It was the answer Andrew Scheer had to give to make the question go away. And if Scheer was feeling particularly aggrieved for having to answer that particular question in the first place, he could have added a principled bit about the nerve of trying to hold someone’s private religious views against them in public life. But Scheer didn’t give “no” for an answer after his first post-election caucus meeting, nor did he expand on why he wouldn’t.
And what was the question put to Scheer?
“Do you believe that being gay is a sin?”
Now, was it a fair question to ask of a politician whose job description has the square root of squat all to do with adjudicating sin? No. Would it be asked of a leader from another faith group? Maybe, maybe not. But the Catholic Scheer had to know the question, or a version of it, was coming, especially after the last campaign. It’s what reporters in a micro-monoculture do. And until the question is answered, the questions will keep on coming.
“My personal opinion is that I respect the rights of every single Canadian,” was Scheer’s answer on the question of gay sin. So was that a “yes”, given the two questions aren’t mutually incompatible? Who knows? I guess we’ll just have to keep guessing.
READ MORE: Andrew Scheer’s moment of truth
The good news is that the socially conservative leader of one of Canada’s two main political parties stands by the rights of Canada’s sexual minorities. But it’s hardly something for which to offer a reward nearly 20 years into the 21st century. The bad news for Conservatives is that the message won’t be heard (or believed) by the approximately 10 per cent of Canadians who are gay—to say nothing of the many more who don’t have any qualms about other people being gay—until Scheer speaks a little more clearly on the underlying message he is or isn’t sending by not taking the question head on.

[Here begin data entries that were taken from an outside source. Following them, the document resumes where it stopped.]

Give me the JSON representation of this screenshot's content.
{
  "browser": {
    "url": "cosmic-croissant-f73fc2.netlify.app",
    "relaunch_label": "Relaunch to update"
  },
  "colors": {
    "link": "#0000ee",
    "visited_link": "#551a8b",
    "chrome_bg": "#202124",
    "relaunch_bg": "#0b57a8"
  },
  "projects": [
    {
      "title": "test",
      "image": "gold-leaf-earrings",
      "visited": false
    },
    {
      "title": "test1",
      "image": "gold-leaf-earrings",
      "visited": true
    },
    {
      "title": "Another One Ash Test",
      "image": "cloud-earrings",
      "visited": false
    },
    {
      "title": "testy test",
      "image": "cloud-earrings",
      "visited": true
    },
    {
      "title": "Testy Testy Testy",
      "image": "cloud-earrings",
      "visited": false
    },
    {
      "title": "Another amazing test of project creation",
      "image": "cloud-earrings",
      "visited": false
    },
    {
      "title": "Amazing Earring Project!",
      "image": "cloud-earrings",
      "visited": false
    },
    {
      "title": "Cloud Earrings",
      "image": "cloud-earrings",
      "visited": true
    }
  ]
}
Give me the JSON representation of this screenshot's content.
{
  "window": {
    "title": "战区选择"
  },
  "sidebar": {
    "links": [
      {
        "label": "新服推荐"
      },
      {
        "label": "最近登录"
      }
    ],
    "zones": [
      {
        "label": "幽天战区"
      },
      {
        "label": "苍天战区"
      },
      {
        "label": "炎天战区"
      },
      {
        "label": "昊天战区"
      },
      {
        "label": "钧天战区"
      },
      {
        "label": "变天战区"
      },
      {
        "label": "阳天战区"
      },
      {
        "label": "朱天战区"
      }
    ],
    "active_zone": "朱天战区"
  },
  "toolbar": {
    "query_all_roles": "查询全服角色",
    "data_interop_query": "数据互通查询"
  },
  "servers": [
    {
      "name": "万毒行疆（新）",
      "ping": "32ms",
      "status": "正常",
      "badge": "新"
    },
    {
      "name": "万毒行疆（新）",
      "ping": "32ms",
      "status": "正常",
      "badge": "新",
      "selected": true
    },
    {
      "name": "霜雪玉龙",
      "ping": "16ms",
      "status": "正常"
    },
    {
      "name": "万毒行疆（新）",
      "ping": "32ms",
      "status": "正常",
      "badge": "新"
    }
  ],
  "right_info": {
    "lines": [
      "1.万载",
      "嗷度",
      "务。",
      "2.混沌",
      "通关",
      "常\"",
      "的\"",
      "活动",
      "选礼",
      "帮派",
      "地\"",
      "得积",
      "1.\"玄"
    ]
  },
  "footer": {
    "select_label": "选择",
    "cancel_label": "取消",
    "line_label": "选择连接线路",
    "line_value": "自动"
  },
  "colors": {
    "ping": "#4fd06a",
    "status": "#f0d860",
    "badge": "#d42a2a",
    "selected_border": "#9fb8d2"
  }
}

And while there’s no rule saying you must accept the appropriateness of gay sex to participate in public life, it’s equally true that most Canadians will be on the opposite side of you if you think being gay is a sin. Hell, even a sizeable chunk of Catholics—Justin Trudeau amongst them—don’t think being gay is a sin. So why can’t Scheer squeeze out the answer?
The simplest explanation is that Scheer actually thinks being gay is a sin. He certainly gives off the uncomfortable vibe of a sincere and practicing Catholic when talking about all that is gay. And fair play. But enjoy banging your head against that low electoral ceiling, Mr. Scheer.

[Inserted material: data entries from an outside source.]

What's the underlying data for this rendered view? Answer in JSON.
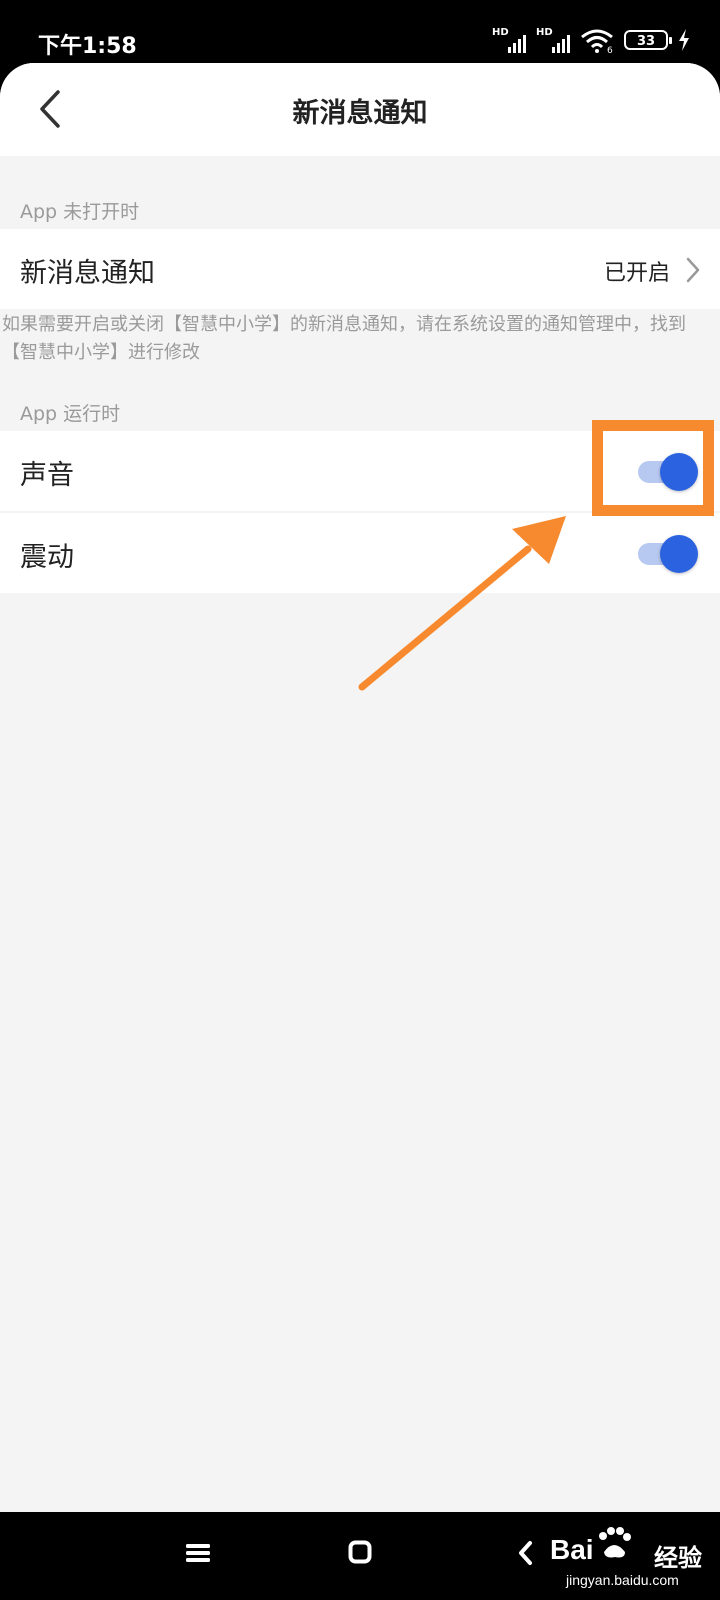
{
  "status_bar": {
    "time": "下午1:58",
    "signal_1_label": "HD",
    "signal_2_label": "HD",
    "wifi_badge": "6",
    "battery_level": "33",
    "icons": [
      "signal-icon",
      "signal-icon",
      "wifi-icon",
      "battery-icon",
      "charging-icon"
    ]
  },
  "header": {
    "title": "新消息通知",
    "back_icon": "chevron-left-icon"
  },
  "sections": {
    "closed": {
      "header": "App 未打开时",
      "notification_row": {
        "label": "新消息通知",
        "value": "已开启"
      },
      "hint": "如果需要开启或关闭【智慧中小学】的新消息通知，请在系统设置的通知管理中，找到【智慧中小学】进行修改"
    },
    "running": {
      "header": "App 运行时",
      "sound_row": {
        "label": "声音",
        "enabled": true
      },
      "vibrate_row": {
        "label": "震动",
        "enabled": true
      }
    }
  },
  "annotation": {
    "color": "#f78a2f"
  },
  "colors": {
    "toggle_on": "#2a62e0",
    "toggle_track": "#b7c8f1",
    "background": "#f4f4f4"
  },
  "nav_bar": {
    "icons": [
      "menu-icon",
      "home-icon",
      "back-icon"
    ]
  },
  "watermark": {
    "brand": "Bai",
    "brand_suffix": "经验",
    "url": "jingyan.baidu.com"
  }
}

Because whether you like it or not, holding the minority view on minority issues is a major league political problem in Canada circa 2019. Canadians expect their leaders to do more than respect rights. At a minimum, they expect a little bit of candour.
An Andrew Scheer who said something like “given my Catholic upbringing I find this conversation difficult personally, but I want to reassure every Canadian that, whatever your sexuality, I will always stand up for your rights no matter what” would at least get brownie points for authenticity. But even then it would likely go over like a lead balloon.
With some sort of heartfelt personal declaration out in the open Scheer would then have the credibility to make the broader point of whether it’s appropriate to hold people’s private views against them in their pursuit of public office. Here, the political left is open to a charge of hypocrisy because they would never dare ask the question of somebody who isn’t a Christian. But that isn’t the point now, is it?
Gay people used to be persecuted and punished by the state. It has now been 50 years since the Prime Minister of Canada took the state out of the bedrooms of the nation. And LGBTQ rights have advanced by leaps and bounds in the intervening years. We’re now at the point where being gay isn’t hidden, it’s openly celebrated. That’s progress and it’s not going to be reversed. More to the point, nobody believes a Liberal, NDP or Green leader would ever reverse these gains, given theirs were the parties who led efforts to enshrine gay rights in the first place.
Can most Canadians say the same of a Conservative Party of Canada led by a social conservative? It would appear not.
This being Canada, we cannot—and must never—compel thought or speech. We can and do, however, withhold our support for people who hold certain views, whether religious or otherwise (just ask Mad Max Bernier). Until Andrew Scheer and the Conservative Party reconcile themselves with Canada’s 21st century views on social issues that are now settled it will remain a block on their electoral appeal.